Lughnasa, the greatest Celtic festival, was celebrated on the last Sunday in July, or the first Sunday in August, in recognition of Lugh. Lugh was god of light, silver, and the moon. He was also master of craftspeople and artists. Lughnasa marked the beginning of the harvest when the rural community was once again on the threshold of plenty. The celebration of Lughnasa was quite a raucous affair! The coming of Christianity, however, toned down the celebrations. Instead, Lughnasa became marked by penitential pilgrimages to mountain tops or holy wells. Bishops now sat where druids once presided. Numerous festivals were held countrywide. One of the larger celebrations, Aonach Carmen, had Ss. Patrick, Kevin, Columcille and Brigid as its patrons. As Celtic festivals were transplanted by Christian holidays, the role of Lugh was taken over by Christian saints. Nowadays Lughnasa is marked by the annual pilgrimage to Croagh Patrick.

The festival of Bealtaine, or May Day, was a time of intense spiritual activity. A time of change and new beginnings, Bealtaine was dedicated to the young sun god Bel, who later in the year becomes Lugh. The second part of the name ‘taine’ means ‘fire’ in Irish; fire plays a major part in the festival. Hilltop bonfires were lit, and green May bushes were erected in gardens and squares. Flower garlands of the season’s blooms were made. The festival was a two-tiered event, to welcome the summer and to beseech the spirits for a bountiful harvest. Today, the first of May is celebrated by Catholics as the beginning of Our Lady’s month; May altars are erected in homes and adorned with fresh flowers.

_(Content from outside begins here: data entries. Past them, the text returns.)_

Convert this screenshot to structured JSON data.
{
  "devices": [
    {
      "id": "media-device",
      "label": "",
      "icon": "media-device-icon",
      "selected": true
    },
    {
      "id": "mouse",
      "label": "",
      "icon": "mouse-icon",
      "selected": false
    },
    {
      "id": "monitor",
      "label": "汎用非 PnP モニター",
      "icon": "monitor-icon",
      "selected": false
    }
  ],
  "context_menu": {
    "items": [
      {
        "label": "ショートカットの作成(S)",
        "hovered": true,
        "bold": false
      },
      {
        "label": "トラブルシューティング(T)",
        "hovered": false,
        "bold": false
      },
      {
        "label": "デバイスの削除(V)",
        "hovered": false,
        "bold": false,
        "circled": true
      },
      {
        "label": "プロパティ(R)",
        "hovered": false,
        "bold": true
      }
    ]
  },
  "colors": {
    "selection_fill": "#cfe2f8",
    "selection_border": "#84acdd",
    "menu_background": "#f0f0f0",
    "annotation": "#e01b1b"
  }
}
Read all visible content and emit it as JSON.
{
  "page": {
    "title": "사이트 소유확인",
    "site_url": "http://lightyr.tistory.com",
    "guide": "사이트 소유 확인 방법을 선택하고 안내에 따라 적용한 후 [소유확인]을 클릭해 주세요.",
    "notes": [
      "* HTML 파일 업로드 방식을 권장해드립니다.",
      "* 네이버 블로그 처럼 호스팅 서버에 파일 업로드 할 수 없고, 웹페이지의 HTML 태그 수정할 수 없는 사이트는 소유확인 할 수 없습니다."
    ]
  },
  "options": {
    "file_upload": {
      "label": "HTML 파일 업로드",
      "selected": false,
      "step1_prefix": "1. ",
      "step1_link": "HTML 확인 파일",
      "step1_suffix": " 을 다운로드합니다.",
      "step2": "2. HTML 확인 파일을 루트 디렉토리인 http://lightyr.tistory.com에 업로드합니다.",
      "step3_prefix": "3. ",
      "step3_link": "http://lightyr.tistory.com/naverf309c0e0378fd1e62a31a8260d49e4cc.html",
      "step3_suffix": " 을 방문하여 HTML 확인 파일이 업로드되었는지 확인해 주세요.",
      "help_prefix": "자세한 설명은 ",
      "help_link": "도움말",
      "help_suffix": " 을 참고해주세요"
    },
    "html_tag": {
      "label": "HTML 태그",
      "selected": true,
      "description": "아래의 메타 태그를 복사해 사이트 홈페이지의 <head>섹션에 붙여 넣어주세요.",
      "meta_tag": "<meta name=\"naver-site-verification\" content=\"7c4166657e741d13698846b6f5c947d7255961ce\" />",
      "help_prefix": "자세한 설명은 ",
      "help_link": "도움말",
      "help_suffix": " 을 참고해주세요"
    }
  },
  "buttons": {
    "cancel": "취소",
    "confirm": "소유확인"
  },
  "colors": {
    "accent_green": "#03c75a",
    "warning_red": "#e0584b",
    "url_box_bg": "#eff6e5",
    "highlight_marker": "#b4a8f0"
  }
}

Samhain, like Bealtaine, was an occasion when the spirits were extremely active. It was held in the month of November and was so important that Christian missionaries dubbed it the ‘Pagan Easter.’ A huge assembly took place at Tara during Samhain. The religious ceremonies were accompanied by horse racing, games, fairs, and markets. Missionaries found the festival impossible to eradicate so they changed the date of All Souls Day from May to November to coincide with Samhain. During Samhain, the division between the natural and supernatural was at its weakest. Samhain is strongly associated with the dead and the invisible. In modern times, the feast of Halloween, as it is now known, is still a time for spirits, mystery and revelry. Bonfires continue to feature, as do various children’s games, dares, pranks and divinations.

Finally, the feast of St. Brigid occurred on February 1st, the first day of spring. We associate the festival with the Christian saint but initially Brigid was a Pagan goddess of fertility. She was much loved and venerated, as her feastday marked the reawakening of nature and the recommencement of work on the land. Some customs still persist, such as the making of the cross of St. Brigid out of green rushes. Another custom of the festival was on Brigid’s eve ribbons were left out on window sills for the Saint to bless on her travels. These ribbons, or Bratógs, were used as charms to cure ailments or to protect their wearer. As Brigid was a fertility goddess the Bratógs were said to cure barrenness in women and female animals and also to help in child birth.